Our house came with a homeowners’ warranty. The realtor we worked with, noting that our air conditioning unit was 18 years old, told us to make sure to keep up with the warranty because that would cover the cost of replacement on our central air unit.
At $650 a year, keeping up with the homeowners’ warranty to replace a $4,000 to $6,000 central air unit that was on its last legs sounded like a good deal.
Homeowners’ Warranties—Buyers Beware
Last year, one week into home ownership, our hot water heater died, and we got a glimpse of how the homeowners’ warranty worked.
I was not impressed.
We had to work with a specific company, I’ll call Company A, designated by the homeowners’ warranty, to replace the hot water heater. Company A asked me to call my home owner’s insurance to see if they would pay to have a different company, Company B, come clean up the water damage. (We had very little water damage, but Company A’s repair man assured me we’d get mold, even though we’re in Arizona with very little humidity.) Luckily, I didn’t do that because Company B wanted to charge us $1,000 to clean up the water.
Clearly, Companies A and B must have had kickbacks with one another for business referrals.
Also, I thought we’d only have to pay the $75 service fee to get our hot water heater replaced, and then the homeowners’ warranty would pay the rest.
We still had to pay $375 more for parts and repairs that weren’t covered under the homeowners’ warranty.
The homeowners’ warranty paid $650, so that year, despite the annoyance and out-of-pocket expenses for the hot water heater replacement, the policy paid for itself.
Homeowners’ Warranty Will Only Help If the Appliance Dies
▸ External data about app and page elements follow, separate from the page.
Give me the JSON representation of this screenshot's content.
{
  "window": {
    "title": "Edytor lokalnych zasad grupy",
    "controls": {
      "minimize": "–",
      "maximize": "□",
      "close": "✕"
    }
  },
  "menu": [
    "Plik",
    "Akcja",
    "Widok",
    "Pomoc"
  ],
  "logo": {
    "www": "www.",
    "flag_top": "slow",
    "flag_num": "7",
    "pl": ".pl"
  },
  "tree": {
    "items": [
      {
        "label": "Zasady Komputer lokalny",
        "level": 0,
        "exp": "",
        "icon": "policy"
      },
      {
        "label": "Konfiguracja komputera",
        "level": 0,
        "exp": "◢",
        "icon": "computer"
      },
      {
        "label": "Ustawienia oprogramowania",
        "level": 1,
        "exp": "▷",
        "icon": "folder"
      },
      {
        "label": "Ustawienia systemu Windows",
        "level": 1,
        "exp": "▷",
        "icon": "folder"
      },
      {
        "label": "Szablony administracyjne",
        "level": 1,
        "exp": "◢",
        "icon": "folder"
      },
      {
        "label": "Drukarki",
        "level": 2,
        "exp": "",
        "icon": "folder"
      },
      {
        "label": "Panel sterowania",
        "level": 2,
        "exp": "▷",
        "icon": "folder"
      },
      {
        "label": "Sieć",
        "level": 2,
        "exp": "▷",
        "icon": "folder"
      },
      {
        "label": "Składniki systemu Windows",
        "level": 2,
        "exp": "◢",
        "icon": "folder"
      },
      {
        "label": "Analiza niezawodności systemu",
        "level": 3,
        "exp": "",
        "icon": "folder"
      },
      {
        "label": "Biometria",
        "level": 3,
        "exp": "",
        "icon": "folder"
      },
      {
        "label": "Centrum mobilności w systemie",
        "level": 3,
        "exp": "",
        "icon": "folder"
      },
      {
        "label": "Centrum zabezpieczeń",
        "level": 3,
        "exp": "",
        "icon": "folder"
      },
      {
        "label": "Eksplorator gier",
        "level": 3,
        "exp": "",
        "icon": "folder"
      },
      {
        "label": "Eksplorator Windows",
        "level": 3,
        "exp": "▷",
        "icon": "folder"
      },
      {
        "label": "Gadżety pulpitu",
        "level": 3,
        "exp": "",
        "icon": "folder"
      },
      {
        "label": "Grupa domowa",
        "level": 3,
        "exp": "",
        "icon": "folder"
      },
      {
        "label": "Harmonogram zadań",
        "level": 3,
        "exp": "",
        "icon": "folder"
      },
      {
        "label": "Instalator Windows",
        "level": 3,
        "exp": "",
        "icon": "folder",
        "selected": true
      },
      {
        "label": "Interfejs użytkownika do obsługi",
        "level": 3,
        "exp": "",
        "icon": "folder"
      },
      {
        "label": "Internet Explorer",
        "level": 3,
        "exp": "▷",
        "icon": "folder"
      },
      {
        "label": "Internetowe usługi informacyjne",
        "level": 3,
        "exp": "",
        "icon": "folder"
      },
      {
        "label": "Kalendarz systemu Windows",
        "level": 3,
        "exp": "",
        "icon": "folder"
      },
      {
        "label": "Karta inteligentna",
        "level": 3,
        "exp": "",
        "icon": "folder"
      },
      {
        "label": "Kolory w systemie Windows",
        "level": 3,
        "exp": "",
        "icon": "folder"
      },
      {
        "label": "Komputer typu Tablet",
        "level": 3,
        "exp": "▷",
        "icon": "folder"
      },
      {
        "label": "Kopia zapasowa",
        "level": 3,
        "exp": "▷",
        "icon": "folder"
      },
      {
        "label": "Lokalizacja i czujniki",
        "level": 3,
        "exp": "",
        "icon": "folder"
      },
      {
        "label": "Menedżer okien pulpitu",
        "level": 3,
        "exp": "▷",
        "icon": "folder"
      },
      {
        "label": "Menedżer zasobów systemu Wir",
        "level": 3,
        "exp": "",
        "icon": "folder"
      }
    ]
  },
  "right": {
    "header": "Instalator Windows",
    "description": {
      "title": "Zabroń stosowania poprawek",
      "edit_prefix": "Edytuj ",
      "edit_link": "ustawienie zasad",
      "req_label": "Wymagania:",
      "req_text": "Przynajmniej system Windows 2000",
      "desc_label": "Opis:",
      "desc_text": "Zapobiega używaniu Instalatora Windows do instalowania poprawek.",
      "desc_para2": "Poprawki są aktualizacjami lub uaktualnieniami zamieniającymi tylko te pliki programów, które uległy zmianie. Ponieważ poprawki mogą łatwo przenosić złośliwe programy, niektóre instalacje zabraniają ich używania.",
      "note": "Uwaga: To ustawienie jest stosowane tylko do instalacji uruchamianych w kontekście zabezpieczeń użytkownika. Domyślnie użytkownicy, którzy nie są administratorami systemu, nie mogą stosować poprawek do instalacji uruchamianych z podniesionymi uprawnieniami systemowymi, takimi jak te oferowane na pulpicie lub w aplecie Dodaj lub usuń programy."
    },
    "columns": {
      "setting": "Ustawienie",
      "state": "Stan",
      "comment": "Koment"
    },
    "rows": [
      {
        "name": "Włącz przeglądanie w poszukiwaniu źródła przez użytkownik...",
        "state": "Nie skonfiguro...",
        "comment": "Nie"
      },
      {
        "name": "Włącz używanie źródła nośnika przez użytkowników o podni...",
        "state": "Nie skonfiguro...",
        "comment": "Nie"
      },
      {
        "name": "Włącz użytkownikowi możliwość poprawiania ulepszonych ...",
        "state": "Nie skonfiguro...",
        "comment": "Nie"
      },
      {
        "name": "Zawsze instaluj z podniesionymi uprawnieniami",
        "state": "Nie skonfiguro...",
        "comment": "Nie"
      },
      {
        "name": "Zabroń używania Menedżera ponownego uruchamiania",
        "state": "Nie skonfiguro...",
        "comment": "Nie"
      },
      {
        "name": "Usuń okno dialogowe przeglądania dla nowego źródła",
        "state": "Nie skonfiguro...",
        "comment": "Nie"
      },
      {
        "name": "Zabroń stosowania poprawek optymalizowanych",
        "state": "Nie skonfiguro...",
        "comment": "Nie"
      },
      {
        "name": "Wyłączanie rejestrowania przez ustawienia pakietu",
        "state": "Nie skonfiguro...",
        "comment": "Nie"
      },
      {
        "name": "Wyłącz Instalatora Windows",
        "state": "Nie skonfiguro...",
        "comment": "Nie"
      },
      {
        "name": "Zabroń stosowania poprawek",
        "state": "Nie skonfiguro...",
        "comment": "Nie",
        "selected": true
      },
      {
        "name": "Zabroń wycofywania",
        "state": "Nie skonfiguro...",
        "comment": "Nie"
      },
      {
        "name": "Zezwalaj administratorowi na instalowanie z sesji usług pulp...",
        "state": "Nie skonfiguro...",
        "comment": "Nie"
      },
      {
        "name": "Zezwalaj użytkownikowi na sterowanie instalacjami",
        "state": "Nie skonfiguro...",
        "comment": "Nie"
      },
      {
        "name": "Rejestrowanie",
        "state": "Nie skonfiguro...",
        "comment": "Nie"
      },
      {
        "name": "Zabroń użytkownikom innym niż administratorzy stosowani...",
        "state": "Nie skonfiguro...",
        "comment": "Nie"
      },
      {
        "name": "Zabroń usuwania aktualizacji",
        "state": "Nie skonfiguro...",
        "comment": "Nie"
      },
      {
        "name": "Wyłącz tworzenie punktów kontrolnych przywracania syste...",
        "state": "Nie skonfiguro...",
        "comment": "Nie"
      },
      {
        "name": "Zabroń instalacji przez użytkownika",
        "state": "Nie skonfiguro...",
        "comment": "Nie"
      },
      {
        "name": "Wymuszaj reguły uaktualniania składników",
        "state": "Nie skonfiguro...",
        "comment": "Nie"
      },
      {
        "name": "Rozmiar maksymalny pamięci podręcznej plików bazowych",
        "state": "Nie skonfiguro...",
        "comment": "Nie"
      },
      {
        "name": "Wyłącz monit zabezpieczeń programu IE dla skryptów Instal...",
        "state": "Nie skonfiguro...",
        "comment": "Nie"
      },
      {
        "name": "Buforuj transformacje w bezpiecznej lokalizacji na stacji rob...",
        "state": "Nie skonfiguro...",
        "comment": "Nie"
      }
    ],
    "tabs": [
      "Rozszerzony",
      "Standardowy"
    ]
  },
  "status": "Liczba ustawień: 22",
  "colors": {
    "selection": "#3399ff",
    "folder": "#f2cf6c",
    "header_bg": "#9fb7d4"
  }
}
This year, after much thought, especially considering the bad experience with the hot water heater, we decided to renew the policy. We paid another $650.
And then, our air conditioner started the march to a slow death.
First, it worked over time, running all the time, but it couldn’t seem to cool the house.
When our next electric bill came, it was $120 higher than usual.
But, the homeowners’ warranty wouldn’t pay anything for the air conditioner unless it was not working at all.
We called our own repair person and paid $200 to have two pounds of Freon replaced. Two months later, and the cycle is repeating itself. The air conditioner is working constantly, but the house is not cooling. I’m guessing we are already out of Freon.
Now, we’re faced with a choice. Wait for the unit to die so the homeowners’ warranty will cover the cost of the replacement, or replace it ourselves.
If we wait for the unit to die, the homeowners’ warranty may cover the majority of the cost, but we would have no say in the company doing the work or the replacement unit. Meanwhile, we will keep paying to replace Freon and having higher than usual electric bills until the unit dies.
Or, we could replace it ourselves and stop the flow of wasted cash and energy caused by the old air conditioner. We could choose the company we want to work with and what model we’d like as a replacement, the more energy efficient, the better.
While a homeowners’ warranty can save people money, in the long run, for us, it seems to be too much of a hassle and too restrictive to keep up with.
Do you have a homeowners’ warranty? If so, do you find it valuable?
Melissa is a writer and virtual assistant. She earned her Master’s from Southern Illinois University, and her Bachelor’s in English from the University of Michigan. When she’s not working, you can find her homeschooling her kids, reading a good book, or cooking. She resides in Arizona where she dislikes the summer heat but loves the natural beauty of the area.